13 papers found of which 8 were irrelevant or of insufficient quality. The remaining 5 papers are shown in the table.

Relevant Paper(s)

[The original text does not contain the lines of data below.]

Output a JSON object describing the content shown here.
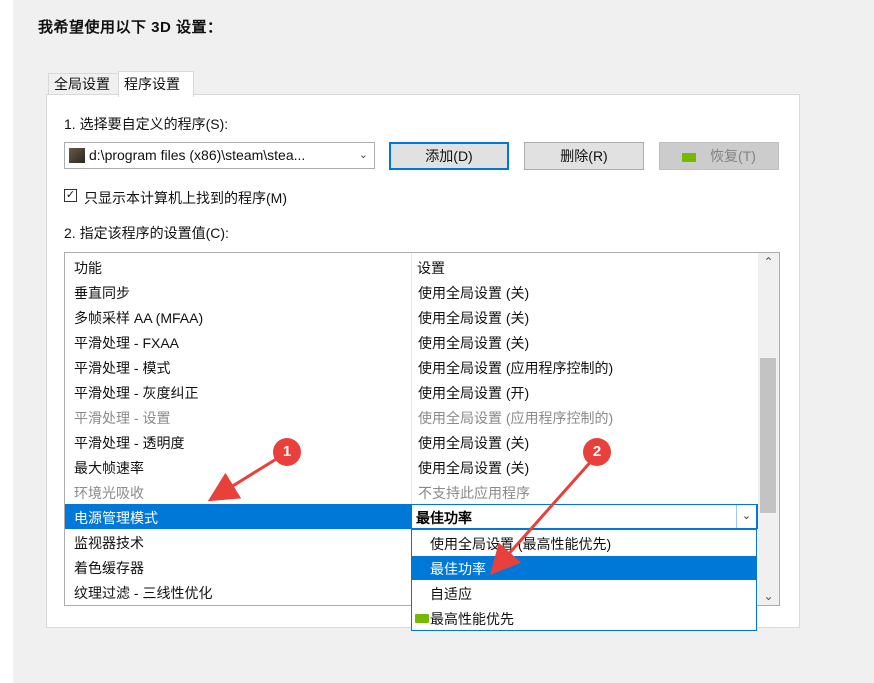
{
  "heading": "我希望使用以下 3D 设置：",
  "tabs": {
    "global": "全局设置",
    "program": "程序设置"
  },
  "step1_label": "1. 选择要自定义的程序(S):",
  "program_select": {
    "value": "d:\\program files (x86)\\steam\\stea...",
    "arrow": "⌄"
  },
  "buttons": {
    "add": "添加(D)",
    "remove": "删除(R)",
    "restore": "恢复(T)"
  },
  "show_only_checkbox": {
    "label": "只显示本计算机上找到的程序(M)",
    "checked": true,
    "mark": "✓"
  },
  "step2_label": "2. 指定该程序的设置值(C):",
  "grid": {
    "headers": {
      "feature": "功能",
      "setting": "设置"
    },
    "rows": [
      {
        "feature": "垂直同步",
        "setting": "使用全局设置 (关)",
        "disabled": false
      },
      {
        "feature": "多帧采样 AA (MFAA)",
        "setting": "使用全局设置 (关)",
        "disabled": false
      },
      {
        "feature": "平滑处理 - FXAA",
        "setting": "使用全局设置 (关)",
        "disabled": false
      },
      {
        "feature": "平滑处理 - 模式",
        "setting": "使用全局设置 (应用程序控制的)",
        "disabled": false
      },
      {
        "feature": "平滑处理 - 灰度纠正",
        "setting": "使用全局设置 (开)",
        "disabled": false
      },
      {
        "feature": "平滑处理 - 设置",
        "setting": "使用全局设置 (应用程序控制的)",
        "disabled": true
      },
      {
        "feature": "平滑处理 - 透明度",
        "setting": "使用全局设置 (关)",
        "disabled": false
      },
      {
        "feature": "最大帧速率",
        "setting": "使用全局设置 (关)",
        "disabled": false
      },
      {
        "feature": "环境光吸收",
        "setting": "不支持此应用程序",
        "disabled": true
      },
      {
        "feature": "电源管理模式",
        "setting": "最佳功率",
        "selected": true
      },
      {
        "feature": "监视器技术",
        "setting": ""
      },
      {
        "feature": "着色缓存器",
        "setting": ""
      },
      {
        "feature": "纹理过滤 - 三线性优化",
        "setting": ""
      }
    ],
    "combo_arrow": "⌄",
    "scroll_up": "⌃",
    "scroll_down": "⌄"
  },
  "dropdown_options": [
    {
      "label": "使用全局设置 (最高性能优先)",
      "highlighted": false,
      "nv_icon": false
    },
    {
      "label": "最佳功率",
      "highlighted": true,
      "nv_icon": false
    },
    {
      "label": "自适应",
      "highlighted": false,
      "nv_icon": false
    },
    {
      "label": "最高性能优先",
      "highlighted": false,
      "nv_icon": true
    }
  ],
  "annotations": {
    "badge1": "1",
    "badge2": "2",
    "color": "#e8403a"
  },
  "colors": {
    "selection": "#0078d7",
    "nvidia_green": "#76b900"
  }
}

Author, date and country Patient group Study type (level of evidence) Outcomes Key results Study Weaknesses
Henry R, et al.
66 infants (7-52 wks). Ipratropium vs saline.PRCTClinical severity scoreNo significant improvementRandomisation and blinding not explained. No basic data or results presented.
Parental/nurse subjective assessmentNo significant difference
Wang E, et al.
62 children (2 months to 2 years). Salbutamol or placebo vs ipratropium or placebo.PRCTPulse oximetryNo significant changePossible selection bias as all patients received emergency room treatment. Infrequent observations.
Clinical severity scoreNo significant change
HospitalisationNo significant difference
Schuh S, et al.
69 children (6 weeks to 2 years). Albuterol and saline vs albuterol and ipratropium.PRCTRespiratory rateNo significant difference
Accessory muscle scoreNo significant difference
Wheeze scoreNo significant difference
Oxygen saturationNo significant difference
Hospitalization rate 17 vs 10
Chowdhury D, et al.
Saudi Arabia.
89 children (6 wks-24 mon). Ipratropium alone vs salbutamol alone vs ipratropium and salbutamol vs saline.PRCTClinical severity scoreNo significant difference in all groupsSmall groups with no blinding. Not all patients included.
Admission daysNo significant difference in all groups
Goh A, et al.
89 children. Neb salbutamol vs neb ipratropium vs neb saline vs humidified oxygen.PRCTClinical severity scoreNo significant differenceSmall numbers with possible type 2 error. Second control group added later.
Length of stayNo significant difference


All the trials found have faults, however not one showed a benefit from nebulised ipratropium in this condition.

Clinical Bottom Line

Nebulised ipratropium bromide is not indicated in bronchiolitis.


  1. Henry RL, Milner AD, Stokes GM. Ineffectiveness of ipratropium bromide in acute bronchiolitis. Arch Dis Child 1983;58(11):925-6.
  2. Wang EE, Milner R, Allen U, Maj H. Bronchodilators for treatment of mild bronchiolitis: a factorial randomised trial. Arch Dis Child 1992;67(3):289-93.
  3. Schuh S, Johnson D, Canny G, et al. Efficacy of adding nebulized ipratropium bromide to nebulized albuterol therapy in acute bronchiolitis. Pediatrics 1992;90(6):920-3.
  4. Chowdhury D, al Howasi M, Khalil M, al-Frayh AS, Chowdhury S, Ramia S. The role of bronchodilators in the management of bronchiolitis: a clinical trial. Ann Trop Paediatrics 1995;15(1):77-84.
  5. Goh A, Chay OM, Foo AL, Ong EK. Efficacy of bronchodilators in the treatment of bronchiolitis. Singapore Med J 1997;38(8):326-8.